Exercise brief: Would you please copy each line of the data in which the string "this" occurs?

Stored items from a collection:
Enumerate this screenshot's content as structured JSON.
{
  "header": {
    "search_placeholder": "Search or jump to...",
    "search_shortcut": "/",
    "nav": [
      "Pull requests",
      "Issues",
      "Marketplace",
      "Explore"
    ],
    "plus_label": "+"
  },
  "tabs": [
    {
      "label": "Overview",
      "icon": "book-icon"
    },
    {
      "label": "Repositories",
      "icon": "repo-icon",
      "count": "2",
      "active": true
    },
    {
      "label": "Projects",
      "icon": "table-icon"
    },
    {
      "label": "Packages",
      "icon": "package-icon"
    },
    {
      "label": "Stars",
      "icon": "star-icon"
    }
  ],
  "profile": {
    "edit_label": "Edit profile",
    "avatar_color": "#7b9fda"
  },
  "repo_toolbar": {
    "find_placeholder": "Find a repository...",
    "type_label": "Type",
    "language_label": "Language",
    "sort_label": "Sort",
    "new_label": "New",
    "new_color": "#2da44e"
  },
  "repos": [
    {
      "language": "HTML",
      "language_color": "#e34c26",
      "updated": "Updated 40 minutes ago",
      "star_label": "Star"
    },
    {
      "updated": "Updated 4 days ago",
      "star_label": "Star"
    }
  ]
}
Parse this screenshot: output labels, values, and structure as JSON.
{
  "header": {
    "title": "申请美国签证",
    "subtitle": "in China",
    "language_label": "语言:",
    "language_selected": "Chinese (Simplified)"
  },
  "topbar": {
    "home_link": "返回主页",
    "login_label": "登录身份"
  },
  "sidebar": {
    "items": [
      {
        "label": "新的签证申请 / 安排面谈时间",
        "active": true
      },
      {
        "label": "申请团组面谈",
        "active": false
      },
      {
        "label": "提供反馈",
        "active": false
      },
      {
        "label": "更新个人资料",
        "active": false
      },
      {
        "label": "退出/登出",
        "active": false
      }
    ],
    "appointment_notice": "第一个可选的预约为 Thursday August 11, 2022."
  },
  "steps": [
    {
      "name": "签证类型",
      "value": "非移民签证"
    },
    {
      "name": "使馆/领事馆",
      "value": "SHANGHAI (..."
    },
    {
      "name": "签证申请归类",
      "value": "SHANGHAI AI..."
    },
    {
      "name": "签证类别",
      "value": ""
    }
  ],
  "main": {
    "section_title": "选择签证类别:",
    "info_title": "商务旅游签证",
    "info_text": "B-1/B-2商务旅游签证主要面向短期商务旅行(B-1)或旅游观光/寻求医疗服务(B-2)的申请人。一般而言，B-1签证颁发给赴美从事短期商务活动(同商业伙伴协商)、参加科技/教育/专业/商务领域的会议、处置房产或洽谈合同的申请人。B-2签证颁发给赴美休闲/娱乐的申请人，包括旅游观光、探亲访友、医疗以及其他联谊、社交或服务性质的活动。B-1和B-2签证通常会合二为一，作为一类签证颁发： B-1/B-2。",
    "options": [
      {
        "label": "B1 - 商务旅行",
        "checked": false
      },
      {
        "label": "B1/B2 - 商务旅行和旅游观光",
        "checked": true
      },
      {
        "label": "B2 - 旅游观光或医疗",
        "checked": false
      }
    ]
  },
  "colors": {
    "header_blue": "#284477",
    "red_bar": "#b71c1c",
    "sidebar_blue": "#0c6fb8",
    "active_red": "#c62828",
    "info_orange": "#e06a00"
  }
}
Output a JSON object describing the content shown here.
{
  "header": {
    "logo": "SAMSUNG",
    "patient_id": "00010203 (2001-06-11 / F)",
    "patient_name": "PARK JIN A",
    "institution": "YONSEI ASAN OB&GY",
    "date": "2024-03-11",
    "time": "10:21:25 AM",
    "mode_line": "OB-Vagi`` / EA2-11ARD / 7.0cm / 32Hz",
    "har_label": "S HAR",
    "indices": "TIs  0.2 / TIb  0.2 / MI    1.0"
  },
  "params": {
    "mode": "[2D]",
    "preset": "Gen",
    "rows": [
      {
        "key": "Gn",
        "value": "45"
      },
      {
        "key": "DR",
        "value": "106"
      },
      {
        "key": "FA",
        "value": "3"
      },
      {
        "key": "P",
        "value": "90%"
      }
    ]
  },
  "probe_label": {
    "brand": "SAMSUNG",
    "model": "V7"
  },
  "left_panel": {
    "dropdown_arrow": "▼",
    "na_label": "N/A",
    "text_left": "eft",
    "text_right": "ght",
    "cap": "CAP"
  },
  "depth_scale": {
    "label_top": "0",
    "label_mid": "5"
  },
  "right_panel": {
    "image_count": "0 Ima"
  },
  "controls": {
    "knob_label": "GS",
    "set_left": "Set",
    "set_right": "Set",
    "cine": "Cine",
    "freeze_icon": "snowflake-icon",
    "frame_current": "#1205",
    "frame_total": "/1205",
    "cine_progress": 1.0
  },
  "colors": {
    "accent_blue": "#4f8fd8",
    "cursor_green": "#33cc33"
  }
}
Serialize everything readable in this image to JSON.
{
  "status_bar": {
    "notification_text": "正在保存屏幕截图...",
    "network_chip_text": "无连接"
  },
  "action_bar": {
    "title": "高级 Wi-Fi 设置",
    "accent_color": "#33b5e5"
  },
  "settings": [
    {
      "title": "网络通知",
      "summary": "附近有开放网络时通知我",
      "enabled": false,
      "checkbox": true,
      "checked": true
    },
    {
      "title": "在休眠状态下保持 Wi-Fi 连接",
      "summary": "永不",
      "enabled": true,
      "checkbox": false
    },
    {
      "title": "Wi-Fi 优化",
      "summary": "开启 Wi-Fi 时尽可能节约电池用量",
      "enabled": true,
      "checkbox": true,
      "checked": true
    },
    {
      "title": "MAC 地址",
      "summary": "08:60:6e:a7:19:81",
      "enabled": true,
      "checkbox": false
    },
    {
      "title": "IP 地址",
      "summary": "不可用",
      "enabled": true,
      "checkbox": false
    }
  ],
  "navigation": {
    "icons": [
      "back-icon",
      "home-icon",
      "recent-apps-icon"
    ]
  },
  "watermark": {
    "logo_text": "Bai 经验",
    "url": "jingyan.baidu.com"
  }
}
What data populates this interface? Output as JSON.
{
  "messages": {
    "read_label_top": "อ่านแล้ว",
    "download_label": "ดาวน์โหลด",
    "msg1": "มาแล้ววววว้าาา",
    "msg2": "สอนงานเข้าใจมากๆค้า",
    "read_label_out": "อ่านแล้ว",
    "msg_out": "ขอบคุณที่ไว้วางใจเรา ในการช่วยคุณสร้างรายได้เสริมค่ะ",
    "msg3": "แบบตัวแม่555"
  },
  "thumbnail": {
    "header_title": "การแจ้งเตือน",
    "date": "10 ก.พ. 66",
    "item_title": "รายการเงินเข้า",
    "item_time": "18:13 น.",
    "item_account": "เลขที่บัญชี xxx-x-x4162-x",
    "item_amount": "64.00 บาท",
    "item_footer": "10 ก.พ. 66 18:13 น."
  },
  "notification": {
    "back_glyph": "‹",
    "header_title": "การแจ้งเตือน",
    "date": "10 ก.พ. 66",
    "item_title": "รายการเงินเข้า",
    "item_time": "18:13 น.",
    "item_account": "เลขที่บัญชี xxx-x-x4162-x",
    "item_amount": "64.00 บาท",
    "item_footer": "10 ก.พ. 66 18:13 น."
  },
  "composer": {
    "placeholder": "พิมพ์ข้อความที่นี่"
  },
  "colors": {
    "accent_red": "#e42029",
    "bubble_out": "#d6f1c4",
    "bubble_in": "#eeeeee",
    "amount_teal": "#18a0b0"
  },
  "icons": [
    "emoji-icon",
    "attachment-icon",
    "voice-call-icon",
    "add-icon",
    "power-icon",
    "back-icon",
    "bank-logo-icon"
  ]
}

Output of the task:
Enumerate this screenshot's content as structured JSON.
Parse this screenshot: output labels, values, and structure as JSON.
Serialize everything readable in this image to JSON.
What data populates this interface? Output as JSON.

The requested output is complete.